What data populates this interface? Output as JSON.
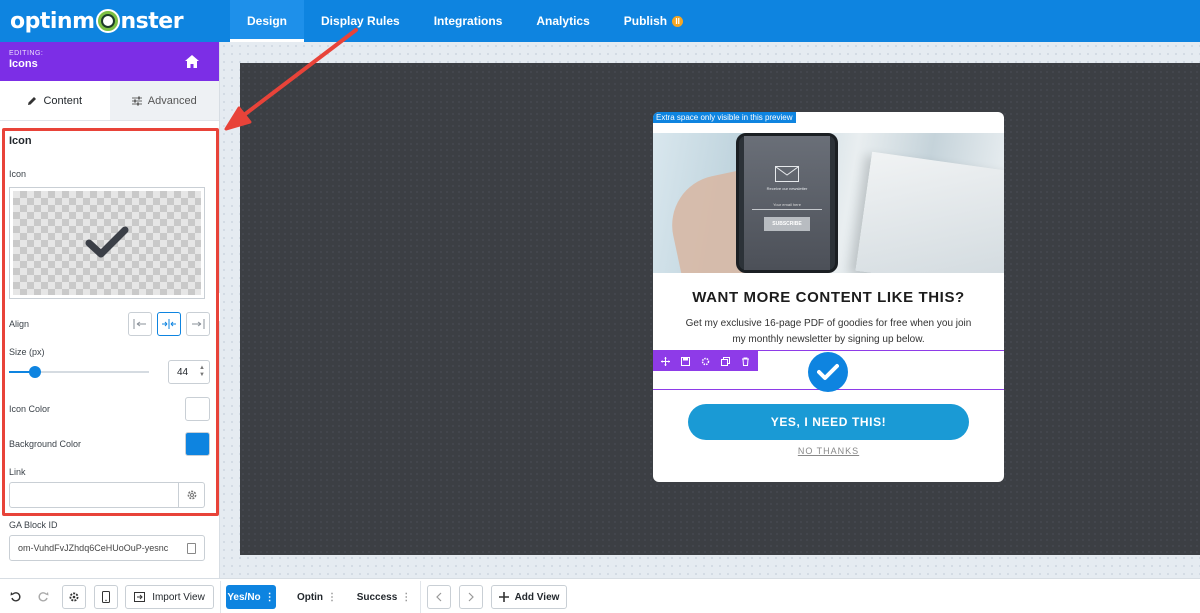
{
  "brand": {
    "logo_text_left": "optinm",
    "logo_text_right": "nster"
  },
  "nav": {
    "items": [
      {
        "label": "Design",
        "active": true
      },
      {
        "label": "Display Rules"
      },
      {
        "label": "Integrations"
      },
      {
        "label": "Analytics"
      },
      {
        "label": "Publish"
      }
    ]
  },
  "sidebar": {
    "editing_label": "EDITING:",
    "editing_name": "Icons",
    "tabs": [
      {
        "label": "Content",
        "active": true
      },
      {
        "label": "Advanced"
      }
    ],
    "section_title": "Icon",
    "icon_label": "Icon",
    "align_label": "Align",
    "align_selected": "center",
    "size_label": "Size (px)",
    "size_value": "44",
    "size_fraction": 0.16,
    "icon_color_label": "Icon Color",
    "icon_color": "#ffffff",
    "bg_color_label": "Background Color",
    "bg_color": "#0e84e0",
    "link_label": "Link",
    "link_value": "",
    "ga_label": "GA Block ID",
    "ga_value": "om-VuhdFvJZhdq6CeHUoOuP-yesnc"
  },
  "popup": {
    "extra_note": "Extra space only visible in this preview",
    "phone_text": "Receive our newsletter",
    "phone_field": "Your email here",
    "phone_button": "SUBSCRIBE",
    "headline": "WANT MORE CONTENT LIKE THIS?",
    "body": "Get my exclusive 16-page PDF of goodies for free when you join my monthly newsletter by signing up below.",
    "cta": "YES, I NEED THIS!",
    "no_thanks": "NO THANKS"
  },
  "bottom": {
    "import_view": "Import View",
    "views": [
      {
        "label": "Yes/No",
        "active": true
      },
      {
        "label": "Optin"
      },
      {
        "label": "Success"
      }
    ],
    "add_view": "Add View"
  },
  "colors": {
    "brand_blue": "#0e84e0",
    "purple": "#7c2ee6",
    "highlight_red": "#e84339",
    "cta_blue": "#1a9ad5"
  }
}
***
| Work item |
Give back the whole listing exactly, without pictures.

| Response for this exercise |
What data populates this interface? Output as JSON.
{
  "brand": {
    "logo_text_left": "optinm",
    "logo_text_right": "nster"
  },
  "nav": {
    "items": [
      {
        "label": "Design",
        "active": true
      },
      {
        "label": "Display Rules"
      },
      {
        "label": "Integrations"
      },
      {
        "label": "Analytics"
      },
      {
        "label": "Publish"
      }
    ]
  },
  "sidebar": {
    "editing_label": "EDITING:",
    "editing_name": "Icons",
    "tabs": [
      {
        "label": "Content",
        "active": true
      },
      {
        "label": "Advanced"
      }
    ],
    "section_title": "Icon",
    "icon_label": "Icon",
    "align_label": "Align",
    "align_selected": "center",
    "size_label": "Size (px)",
    "size_value": "44",
    "size_fraction": 0.16,
    "icon_color_label": "Icon Color",
    "icon_color": "#ffffff",
    "bg_color_label": "Background Color",
    "bg_color": "#0e84e0",
    "link_label": "Link",
    "link_value": "",
    "ga_label": "GA Block ID",
    "ga_value": "om-VuhdFvJZhdq6CeHUoOuP-yesnc"
  },
  "popup": {
    "extra_note": "Extra space only visible in this preview",
    "phone_text": "Receive our newsletter",
    "phone_field": "Your email here",
    "phone_button": "SUBSCRIBE",
    "headline": "WANT MORE CONTENT LIKE THIS?",
    "body": "Get my exclusive 16-page PDF of goodies for free when you join my monthly newsletter by signing up below.",
    "cta": "YES, I NEED THIS!",
    "no_thanks": "NO THANKS"
  },
  "bottom": {
    "import_view": "Import View",
    "views": [
      {
        "label": "Yes/No",
        "active": true
      },
      {
        "label": "Optin"
      },
      {
        "label": "Success"
      }
    ],
    "add_view": "Add View"
  },
  "colors": {
    "brand_blue": "#0e84e0",
    "purple": "#7c2ee6",
    "highlight_red": "#e84339",
    "cta_blue": "#1a9ad5"
  }
}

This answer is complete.